▸ Task directions
Please report how many lines in the records below contain the word "Bits", giving only that number.
Data for the task START
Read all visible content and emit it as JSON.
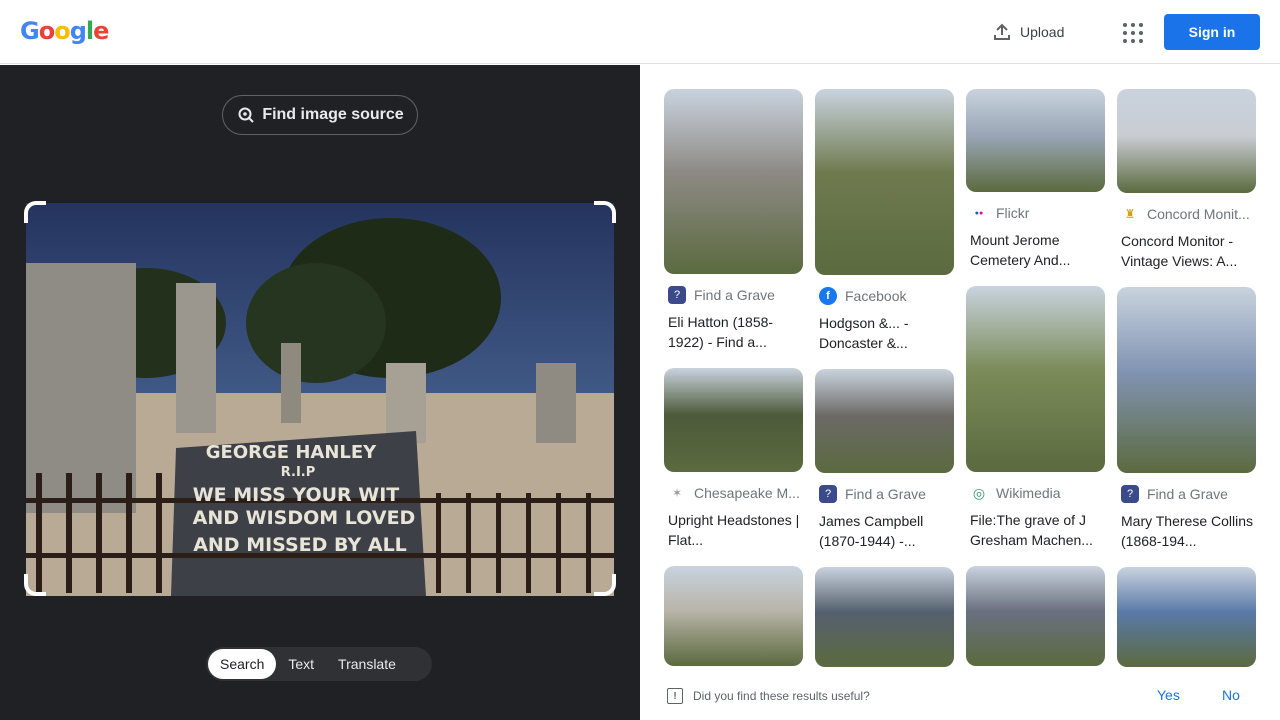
{
  "header": {
    "logo": [
      "G",
      "o",
      "o",
      "g",
      "l",
      "e"
    ],
    "logo_colors": [
      "#4285f4",
      "#ea4335",
      "#fbbc05",
      "#4285f4",
      "#34a853",
      "#ea4335"
    ],
    "upload_label": "Upload",
    "signin_label": "Sign in"
  },
  "lens": {
    "find_source_label": "Find image source",
    "modes": [
      "Search",
      "Text",
      "Translate"
    ],
    "active_mode": "Search",
    "photo_sign_lines": [
      "GEORGE HANLEY",
      "R.I.P",
      "WE MISS YOUR WIT",
      "AND WISDOM LOVED",
      "AND MISSED BY ALL"
    ]
  },
  "results": {
    "columns": [
      [
        {
          "source": "Find a Grave",
          "icon": "find-a-grave-icon",
          "title": "Eli Hatton (1858-1922) - Find a...",
          "color": "#8d8a85",
          "thumb_h": 185
        },
        {
          "source": "Chesapeake M...",
          "icon": "chesapeake-icon",
          "title": "Upright Headstones | Flat...",
          "color": "#4d5a3a",
          "thumb_h": 104
        },
        {
          "source": "",
          "icon": "",
          "title": "",
          "color": "#b8b4a8",
          "thumb_h": 100
        }
      ],
      [
        {
          "source": "Facebook",
          "icon": "facebook-icon",
          "title": "Hodgson &... - Doncaster &...",
          "color": "#6f7a4f",
          "thumb_h": 186
        },
        {
          "source": "Find a Grave",
          "icon": "find-a-grave-icon",
          "title": "James Campbell (1870-1944) -...",
          "color": "#6b6a66",
          "thumb_h": 104
        },
        {
          "source": "",
          "icon": "",
          "title": "",
          "color": "#55606e",
          "thumb_h": 100
        }
      ],
      [
        {
          "source": "Flickr",
          "icon": "flickr-icon",
          "title": "Mount Jerome Cemetery And...",
          "color": "#9aa6b6",
          "thumb_h": 103
        },
        {
          "source": "Wikimedia",
          "icon": "wikimedia-icon",
          "title": "File:The grave of J Gresham Machen...",
          "color": "#7b8c5a",
          "thumb_h": 186
        },
        {
          "source": "",
          "icon": "",
          "title": "",
          "color": "#6a7080",
          "thumb_h": 100
        }
      ],
      [
        {
          "source": "Concord Monit...",
          "icon": "concord-monitor-icon",
          "title": "Concord Monitor - Vintage Views: A...",
          "color": "#c9ccd3",
          "thumb_h": 104
        },
        {
          "source": "Find a Grave",
          "icon": "find-a-grave-icon",
          "title": "Mary Therese Collins (1868-194...",
          "color": "#8294b4",
          "thumb_h": 186
        },
        {
          "source": "",
          "icon": "",
          "title": "",
          "color": "#5a7aa8",
          "thumb_h": 100
        }
      ]
    ]
  },
  "feedback": {
    "question": "Did you find these results useful?",
    "yes": "Yes",
    "no": "No"
  }
}
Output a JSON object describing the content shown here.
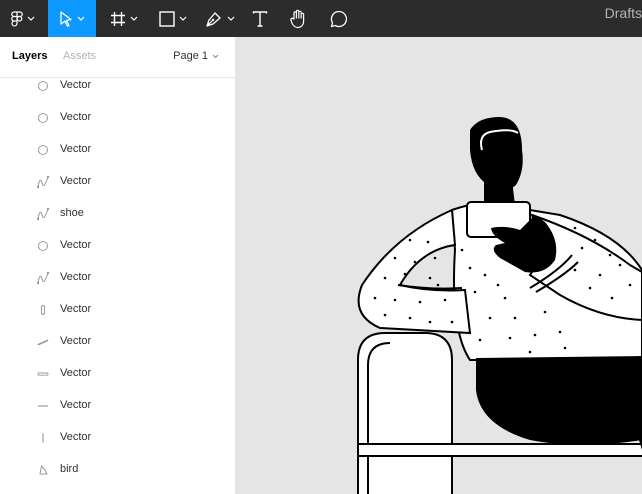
{
  "toolbar": {
    "file_title": "Drafts",
    "tools": [
      {
        "name": "figma-menu-icon"
      },
      {
        "name": "move-tool-icon",
        "active": true
      },
      {
        "name": "frame-tool-icon"
      },
      {
        "name": "shape-tool-icon"
      },
      {
        "name": "pen-tool-icon"
      },
      {
        "name": "text-tool-icon"
      },
      {
        "name": "hand-tool-icon"
      },
      {
        "name": "comment-tool-icon"
      }
    ],
    "accent_color": "#0d99ff"
  },
  "panel": {
    "tab_layers": "Layers",
    "tab_assets": "Assets",
    "page_selector": "Page 1",
    "layers": [
      {
        "label": "Vector",
        "icon": "ellipse-icon"
      },
      {
        "label": "Vector",
        "icon": "ellipse-icon"
      },
      {
        "label": "Vector",
        "icon": "ellipse-icon"
      },
      {
        "label": "Vector",
        "icon": "vector-path-icon"
      },
      {
        "label": "shoe",
        "icon": "vector-path-icon"
      },
      {
        "label": "Vector",
        "icon": "ellipse-icon"
      },
      {
        "label": "Vector",
        "icon": "vector-path-icon"
      },
      {
        "label": "Vector",
        "icon": "rounded-rect-icon"
      },
      {
        "label": "Vector",
        "icon": "diagonal-line-icon"
      },
      {
        "label": "Vector",
        "icon": "horizontal-bar-icon"
      },
      {
        "label": "Vector",
        "icon": "horizontal-line-icon"
      },
      {
        "label": "Vector",
        "icon": "vertical-line-icon"
      },
      {
        "label": "bird",
        "icon": "bird-shape-icon"
      }
    ]
  }
}
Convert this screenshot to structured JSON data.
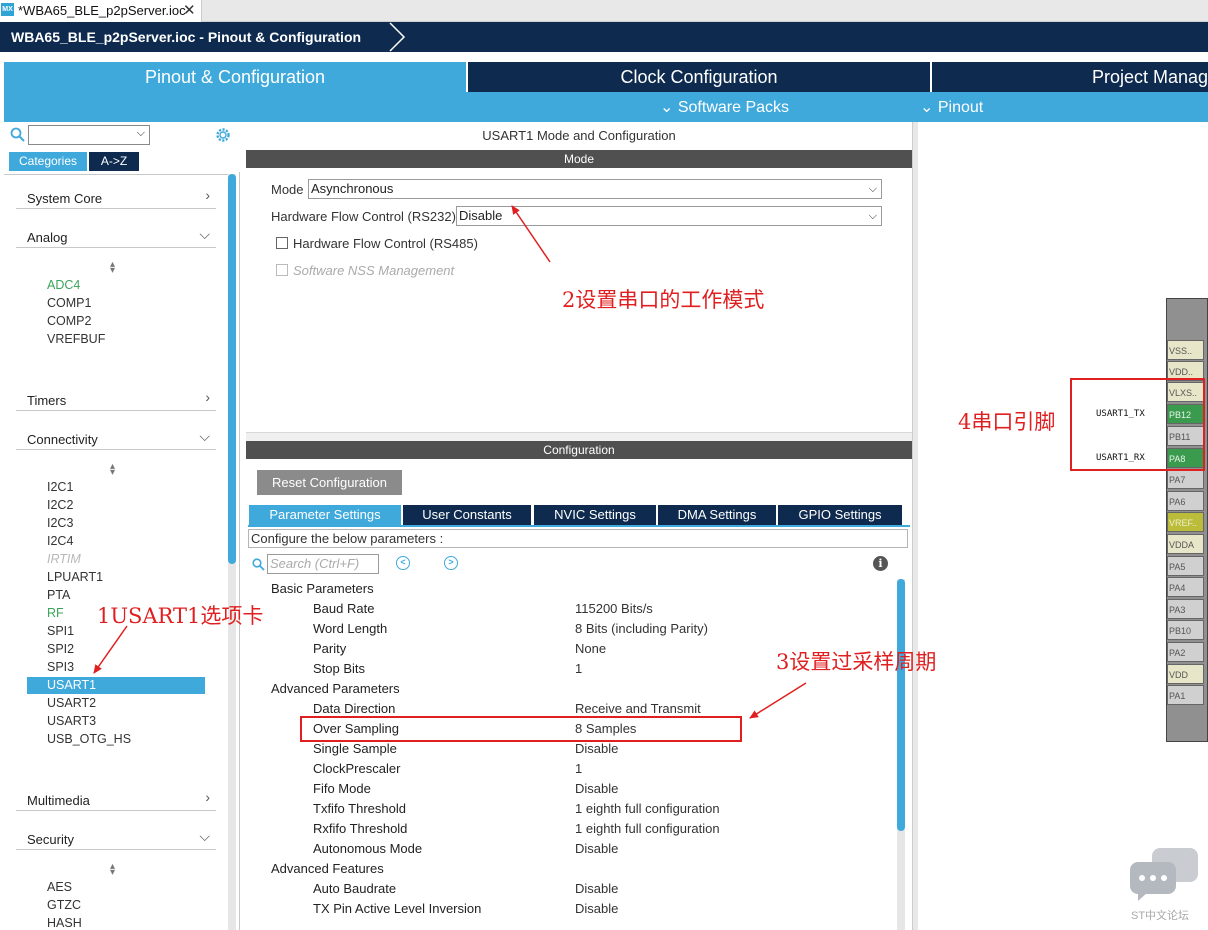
{
  "window": {
    "file_tab": "*WBA65_BLE_p2pServer.ioc",
    "logo": "MX",
    "breadcrumb": "WBA65_BLE_p2pServer.ioc - Pinout & Configuration"
  },
  "main_tabs": [
    "Pinout & Configuration",
    "Clock Configuration",
    "Project Manag"
  ],
  "subnav": {
    "software_packs": "Software Packs",
    "pinout": "Pinout"
  },
  "left": {
    "categories_label": "Categories",
    "az_label": "A->Z",
    "sections": {
      "system_core": "System Core",
      "analog": "Analog",
      "timers": "Timers",
      "connectivity": "Connectivity",
      "multimedia": "Multimedia",
      "security": "Security"
    },
    "analog_items": [
      "ADC4",
      "COMP1",
      "COMP2",
      "VREFBUF"
    ],
    "connectivity_items": [
      "I2C1",
      "I2C2",
      "I2C3",
      "I2C4",
      "IRTIM",
      "LPUART1",
      "PTA",
      "RF",
      "SPI1",
      "SPI2",
      "SPI3",
      "USART1",
      "USART2",
      "USART3",
      "USB_OTG_HS"
    ],
    "security_items": [
      "AES",
      "GTZC",
      "HASH"
    ]
  },
  "center": {
    "title": "USART1 Mode and Configuration",
    "mode_bar": "Mode",
    "mode_label": "Mode",
    "mode_value": "Asynchronous",
    "hwflow_label": "Hardware Flow Control (RS232)",
    "hwflow_value": "Disable",
    "rs485_label": "Hardware Flow Control (RS485)",
    "nss_label": "Software NSS Management",
    "config_bar": "Configuration",
    "reset_button": "Reset Configuration",
    "tabs": [
      "Parameter Settings",
      "User Constants",
      "NVIC Settings",
      "DMA Settings",
      "GPIO Settings"
    ],
    "configure_note": "Configure the below parameters :",
    "search_placeholder": "Search (Ctrl+F)",
    "groups": {
      "basic": "Basic Parameters",
      "advanced": "Advanced Parameters",
      "features": "Advanced Features"
    },
    "params": [
      {
        "name": "Baud Rate",
        "value": "115200 Bits/s"
      },
      {
        "name": "Word Length",
        "value": "8 Bits (including Parity)"
      },
      {
        "name": "Parity",
        "value": "None"
      },
      {
        "name": "Stop Bits",
        "value": "1"
      },
      {
        "name": "Data Direction",
        "value": "Receive and Transmit"
      },
      {
        "name": "Over Sampling",
        "value": "8 Samples"
      },
      {
        "name": "Single Sample",
        "value": "Disable"
      },
      {
        "name": "ClockPrescaler",
        "value": "1"
      },
      {
        "name": "Fifo Mode",
        "value": "Disable"
      },
      {
        "name": "Txfifo Threshold",
        "value": "1 eighth full configuration"
      },
      {
        "name": "Rxfifo Threshold",
        "value": "1 eighth full configuration"
      },
      {
        "name": "Autonomous Mode",
        "value": "Disable"
      },
      {
        "name": "Auto Baudrate",
        "value": "Disable"
      },
      {
        "name": "TX Pin Active Level Inversion",
        "value": "Disable"
      }
    ]
  },
  "pinout": {
    "pins": [
      "VSS..",
      "VDD..",
      "VLXS..",
      "PB12",
      "PB11",
      "PA8",
      "PA7",
      "PA6",
      "VREF..",
      "VDDA",
      "PA5",
      "PA4",
      "PA3",
      "PB10",
      "PA2",
      "VDD",
      "PA1"
    ],
    "signal_tx": "USART1_TX",
    "signal_rx": "USART1_RX"
  },
  "annotations": {
    "a1": "1USART1选项卡",
    "a2": "2设置串口的工作模式",
    "a3": "3设置过采样周期",
    "a4": "4串口引脚",
    "color": "#e02020"
  },
  "watermark": "ST中文论坛",
  "colors": {
    "accent": "#3fa9dc",
    "navy": "#0e2b4f",
    "green": "#3a9b4f"
  }
}
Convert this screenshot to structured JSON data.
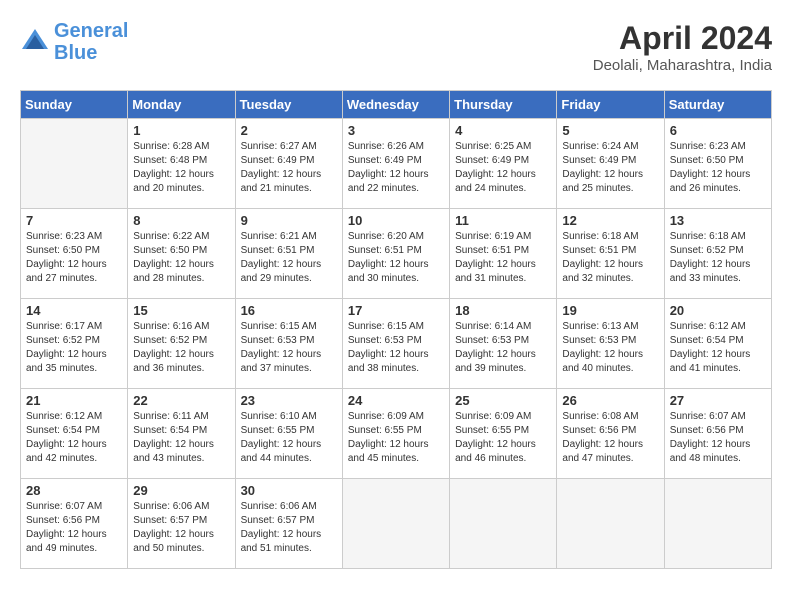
{
  "logo": {
    "line1": "General",
    "line2": "Blue"
  },
  "title": "April 2024",
  "location": "Deolali, Maharashtra, India",
  "days_of_week": [
    "Sunday",
    "Monday",
    "Tuesday",
    "Wednesday",
    "Thursday",
    "Friday",
    "Saturday"
  ],
  "weeks": [
    [
      {
        "day": "",
        "info": ""
      },
      {
        "day": "1",
        "info": "Sunrise: 6:28 AM\nSunset: 6:48 PM\nDaylight: 12 hours\nand 20 minutes."
      },
      {
        "day": "2",
        "info": "Sunrise: 6:27 AM\nSunset: 6:49 PM\nDaylight: 12 hours\nand 21 minutes."
      },
      {
        "day": "3",
        "info": "Sunrise: 6:26 AM\nSunset: 6:49 PM\nDaylight: 12 hours\nand 22 minutes."
      },
      {
        "day": "4",
        "info": "Sunrise: 6:25 AM\nSunset: 6:49 PM\nDaylight: 12 hours\nand 24 minutes."
      },
      {
        "day": "5",
        "info": "Sunrise: 6:24 AM\nSunset: 6:49 PM\nDaylight: 12 hours\nand 25 minutes."
      },
      {
        "day": "6",
        "info": "Sunrise: 6:23 AM\nSunset: 6:50 PM\nDaylight: 12 hours\nand 26 minutes."
      }
    ],
    [
      {
        "day": "7",
        "info": "Sunrise: 6:23 AM\nSunset: 6:50 PM\nDaylight: 12 hours\nand 27 minutes."
      },
      {
        "day": "8",
        "info": "Sunrise: 6:22 AM\nSunset: 6:50 PM\nDaylight: 12 hours\nand 28 minutes."
      },
      {
        "day": "9",
        "info": "Sunrise: 6:21 AM\nSunset: 6:51 PM\nDaylight: 12 hours\nand 29 minutes."
      },
      {
        "day": "10",
        "info": "Sunrise: 6:20 AM\nSunset: 6:51 PM\nDaylight: 12 hours\nand 30 minutes."
      },
      {
        "day": "11",
        "info": "Sunrise: 6:19 AM\nSunset: 6:51 PM\nDaylight: 12 hours\nand 31 minutes."
      },
      {
        "day": "12",
        "info": "Sunrise: 6:18 AM\nSunset: 6:51 PM\nDaylight: 12 hours\nand 32 minutes."
      },
      {
        "day": "13",
        "info": "Sunrise: 6:18 AM\nSunset: 6:52 PM\nDaylight: 12 hours\nand 33 minutes."
      }
    ],
    [
      {
        "day": "14",
        "info": "Sunrise: 6:17 AM\nSunset: 6:52 PM\nDaylight: 12 hours\nand 35 minutes."
      },
      {
        "day": "15",
        "info": "Sunrise: 6:16 AM\nSunset: 6:52 PM\nDaylight: 12 hours\nand 36 minutes."
      },
      {
        "day": "16",
        "info": "Sunrise: 6:15 AM\nSunset: 6:53 PM\nDaylight: 12 hours\nand 37 minutes."
      },
      {
        "day": "17",
        "info": "Sunrise: 6:15 AM\nSunset: 6:53 PM\nDaylight: 12 hours\nand 38 minutes."
      },
      {
        "day": "18",
        "info": "Sunrise: 6:14 AM\nSunset: 6:53 PM\nDaylight: 12 hours\nand 39 minutes."
      },
      {
        "day": "19",
        "info": "Sunrise: 6:13 AM\nSunset: 6:53 PM\nDaylight: 12 hours\nand 40 minutes."
      },
      {
        "day": "20",
        "info": "Sunrise: 6:12 AM\nSunset: 6:54 PM\nDaylight: 12 hours\nand 41 minutes."
      }
    ],
    [
      {
        "day": "21",
        "info": "Sunrise: 6:12 AM\nSunset: 6:54 PM\nDaylight: 12 hours\nand 42 minutes."
      },
      {
        "day": "22",
        "info": "Sunrise: 6:11 AM\nSunset: 6:54 PM\nDaylight: 12 hours\nand 43 minutes."
      },
      {
        "day": "23",
        "info": "Sunrise: 6:10 AM\nSunset: 6:55 PM\nDaylight: 12 hours\nand 44 minutes."
      },
      {
        "day": "24",
        "info": "Sunrise: 6:09 AM\nSunset: 6:55 PM\nDaylight: 12 hours\nand 45 minutes."
      },
      {
        "day": "25",
        "info": "Sunrise: 6:09 AM\nSunset: 6:55 PM\nDaylight: 12 hours\nand 46 minutes."
      },
      {
        "day": "26",
        "info": "Sunrise: 6:08 AM\nSunset: 6:56 PM\nDaylight: 12 hours\nand 47 minutes."
      },
      {
        "day": "27",
        "info": "Sunrise: 6:07 AM\nSunset: 6:56 PM\nDaylight: 12 hours\nand 48 minutes."
      }
    ],
    [
      {
        "day": "28",
        "info": "Sunrise: 6:07 AM\nSunset: 6:56 PM\nDaylight: 12 hours\nand 49 minutes."
      },
      {
        "day": "29",
        "info": "Sunrise: 6:06 AM\nSunset: 6:57 PM\nDaylight: 12 hours\nand 50 minutes."
      },
      {
        "day": "30",
        "info": "Sunrise: 6:06 AM\nSunset: 6:57 PM\nDaylight: 12 hours\nand 51 minutes."
      },
      {
        "day": "",
        "info": ""
      },
      {
        "day": "",
        "info": ""
      },
      {
        "day": "",
        "info": ""
      },
      {
        "day": "",
        "info": ""
      }
    ]
  ]
}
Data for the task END
▸ Output of the task
3